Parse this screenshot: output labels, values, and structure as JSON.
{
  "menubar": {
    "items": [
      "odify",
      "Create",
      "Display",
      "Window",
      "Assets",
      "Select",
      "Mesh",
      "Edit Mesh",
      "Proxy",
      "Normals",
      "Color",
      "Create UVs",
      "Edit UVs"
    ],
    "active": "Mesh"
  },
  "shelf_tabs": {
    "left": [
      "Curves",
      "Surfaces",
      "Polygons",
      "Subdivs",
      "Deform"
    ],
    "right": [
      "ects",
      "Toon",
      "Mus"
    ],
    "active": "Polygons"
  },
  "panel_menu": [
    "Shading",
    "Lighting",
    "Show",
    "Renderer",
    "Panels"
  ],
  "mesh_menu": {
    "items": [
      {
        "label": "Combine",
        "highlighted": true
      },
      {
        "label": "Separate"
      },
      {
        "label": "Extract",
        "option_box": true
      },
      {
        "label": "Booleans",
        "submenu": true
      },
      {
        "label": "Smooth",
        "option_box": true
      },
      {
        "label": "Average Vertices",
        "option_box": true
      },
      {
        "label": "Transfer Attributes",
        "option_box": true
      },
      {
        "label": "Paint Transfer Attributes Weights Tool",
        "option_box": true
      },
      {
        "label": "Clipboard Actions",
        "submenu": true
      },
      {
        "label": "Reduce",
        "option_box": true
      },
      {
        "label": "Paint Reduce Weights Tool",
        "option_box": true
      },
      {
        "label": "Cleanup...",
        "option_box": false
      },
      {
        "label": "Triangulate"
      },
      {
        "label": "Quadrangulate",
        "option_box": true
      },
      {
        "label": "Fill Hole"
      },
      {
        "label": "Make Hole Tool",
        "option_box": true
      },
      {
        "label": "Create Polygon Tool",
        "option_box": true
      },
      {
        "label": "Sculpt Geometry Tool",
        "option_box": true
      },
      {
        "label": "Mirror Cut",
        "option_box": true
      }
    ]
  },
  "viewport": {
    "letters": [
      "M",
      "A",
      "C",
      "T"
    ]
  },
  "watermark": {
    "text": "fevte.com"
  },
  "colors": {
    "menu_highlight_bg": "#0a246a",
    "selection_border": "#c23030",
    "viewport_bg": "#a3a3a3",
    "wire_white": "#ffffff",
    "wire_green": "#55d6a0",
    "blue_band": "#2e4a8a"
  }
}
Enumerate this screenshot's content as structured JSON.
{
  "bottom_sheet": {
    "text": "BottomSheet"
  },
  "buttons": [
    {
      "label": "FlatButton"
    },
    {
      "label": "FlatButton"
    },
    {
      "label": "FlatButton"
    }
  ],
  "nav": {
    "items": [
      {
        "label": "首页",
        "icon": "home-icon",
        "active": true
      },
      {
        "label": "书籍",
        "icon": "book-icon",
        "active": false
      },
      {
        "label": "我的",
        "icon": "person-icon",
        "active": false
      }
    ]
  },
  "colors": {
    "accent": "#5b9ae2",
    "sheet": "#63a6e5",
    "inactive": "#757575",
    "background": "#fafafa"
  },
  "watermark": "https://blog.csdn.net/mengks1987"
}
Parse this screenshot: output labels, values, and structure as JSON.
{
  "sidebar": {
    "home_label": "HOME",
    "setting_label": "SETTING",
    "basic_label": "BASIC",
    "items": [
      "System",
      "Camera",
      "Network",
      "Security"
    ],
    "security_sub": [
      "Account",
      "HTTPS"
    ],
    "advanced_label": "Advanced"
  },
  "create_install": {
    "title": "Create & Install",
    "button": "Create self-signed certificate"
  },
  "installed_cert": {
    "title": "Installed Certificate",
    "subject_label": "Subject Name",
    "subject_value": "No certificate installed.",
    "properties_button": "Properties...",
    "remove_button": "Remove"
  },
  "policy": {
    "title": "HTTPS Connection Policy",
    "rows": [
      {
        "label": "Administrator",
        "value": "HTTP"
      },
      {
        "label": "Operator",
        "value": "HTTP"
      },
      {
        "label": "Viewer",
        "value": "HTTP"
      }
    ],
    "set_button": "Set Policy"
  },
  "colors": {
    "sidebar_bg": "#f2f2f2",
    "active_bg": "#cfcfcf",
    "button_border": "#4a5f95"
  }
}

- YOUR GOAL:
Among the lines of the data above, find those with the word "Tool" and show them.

- ANSWER SPACE:
        "label": "Paint Transfer Attributes Weights Tool",
        "label": "Paint Reduce Weights Tool",
        "label": "Make Hole Tool",
        "label": "Create Polygon Tool",
        "label": "Sculpt Geometry Tool",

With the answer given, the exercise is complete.